Keeping the ‘Good Cheer’ This Christmas

Goodness exists in the world through our actions.

Balthasar van Cortbemde, “The Good Samaritan”, 1647
Balthasar van Cortbemde, “The Good Samaritan”, 1647 (photo: Public Domain)

“The person in front of me just bought my coffee in the Dunkin’ Donuts drive-thru this morning. Goodness still exists in the world!”

“Of course, it does,” was my first reaction after hearing this story. Hours later, and I couldn’t stop thinking that people believe that goodness has disappeared.

I know it’s difficult to see goodness amongst us when mass shootings, sexual harassment allegations and political perjury keep rising in the news. It seems that the only news broadcast is bad news.

Next, our minds follow suite into thinking about negatives in our personal lives, and there you have it. We start viewing life as if we were living in a negative and dramatic news channel, and any sight of “goodness” is like finding gold sifting through rocks.

The words, “Goodness still exists in the world,” unconsciously brings the beauty of integrity down to a negative level, as if it was completely lost. The definition states that it is ‘a quality of being good; a belief in the basic goodness of mankind.’

So, is goodness lost in mankind all together? As we approach the Christmas season, let’s find what goodness means again and how we can uphold it in our lives.  


Goodness is honesty

When was the last time you were completely honest? I’m talking about the honesty that has no guilt in hiding anything about who you are, right here, right now.

These days, we have been accustomed to covering up our true feelings. I can admit that thoughts like ‘I haven’t posted on Instagram in a while; let me try to find a recent picture to reassure everyone that my life isn’t boring,’ has crossed my mind.  

Or the classic, ‘hey, how are you’ and a scripted response is spit out to show that nothing could possibly go wrong in my life.

But is that reality? Roadblocks are unavoidable in life and it is okay to be honest about that because they help us grow. I have learned that when I become honest with myself and with others, then I can’t blame anything or anyone, and I am able to trust the consequences that unfold in my life.

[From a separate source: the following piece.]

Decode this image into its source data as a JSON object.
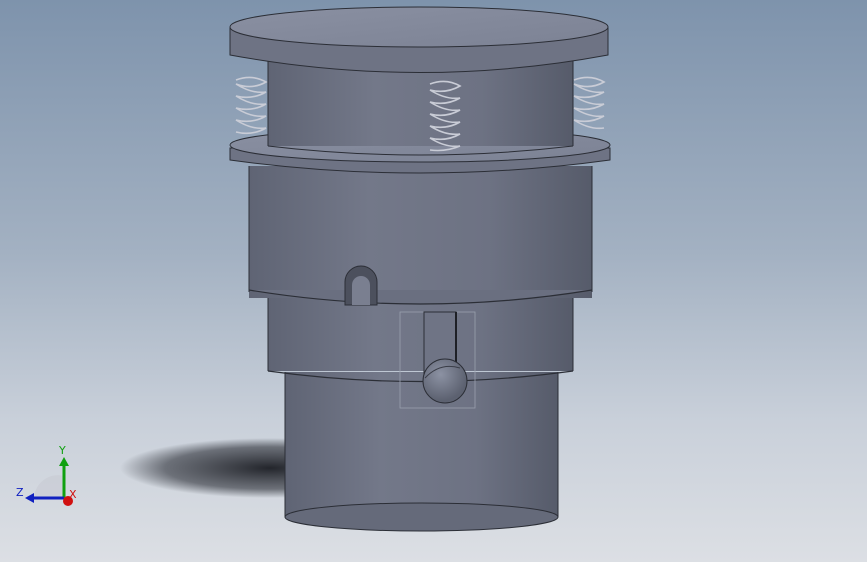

An essay written in 2012 by the Hoover Institution’s Task Force on the Virtues of a Free Society said, “the problem now is that we seem to be reaching a dysfunctional tipping point in which an essential commitment to truthfulness no longer seems to be assumed in our society.”

If honesty is becoming an optional characteristical trait, then is it true that goodness is being lost in humanity?

I don’t believe it. We may not see it appear in the news, politics, our workplace or even amongst our friends and family, but we can start honesty with our own lives.


Goodness is gratitude

Every year, Forbes puts out a list of America’s Top Givers, where they donated and how much. But it doesn’t stop with Warren Buffett and Bill Gates. There are many nonprofits working to stop hunger, discover medical solutions, maintain emergency relief, protect the environment, continue education, build leaders and many more.

Gratitude is like an entrepreneurial mindset. It starts when we go above what we initially feel, see and know. It is having hope in something greater than our limitations. When I begin to see the gratitude in my life, I have enough energy to not only accomplish my goals, but to give a little extra.

If it has been difficult to see the gratitude in your life recently, start small. Use your daily commute to meditate and focus your thoughts, follow and share philanthropists on Instagram and Twitter, make more than one Thanksgiving party a year, leave the toxic relationships and take action to regulate the amount of negativity you absorb.

When we slow down, turn off the autopilot and affix life on the positives, we are able to see gratitude around us. We then can have hope that goodness will never fail in society because goodness always has a source and no end.


Goodness is charity

We all know the phrase ‘when life gives you lemons…’ Well, you can finish that one. But when the only thing you can taste is the bitterness of the lemons, then our focus of the life has become narrow because we start to believe that goodness is a luxury rather than a necessity.

Luxuries come and go; therefore, goodness can’t just be a treat in life but a daily task. How often on our “new year, new me” list do we add daily tasks of giving?

Goodness exists in the world through our actions. It is the extra things we do outside of ourselves that makes each day different from the one before. Let’s think of going out of our way not as a chore, but as dropping goodness in the ocean of humanity.

Stay the extra 30 minutes at work to help a co-worker. Call a friend you haven’t spoken to in a long time. Cook a homemade meal for your family. Volunteer yourself once a month. Pack an extra snack for the homeless man on the corner. And buy the person behind you at Dunkin’ Donuts a coffee, just because.

If we take part in goodness as a whole, then it is impossible to think that goodness is disintegrating.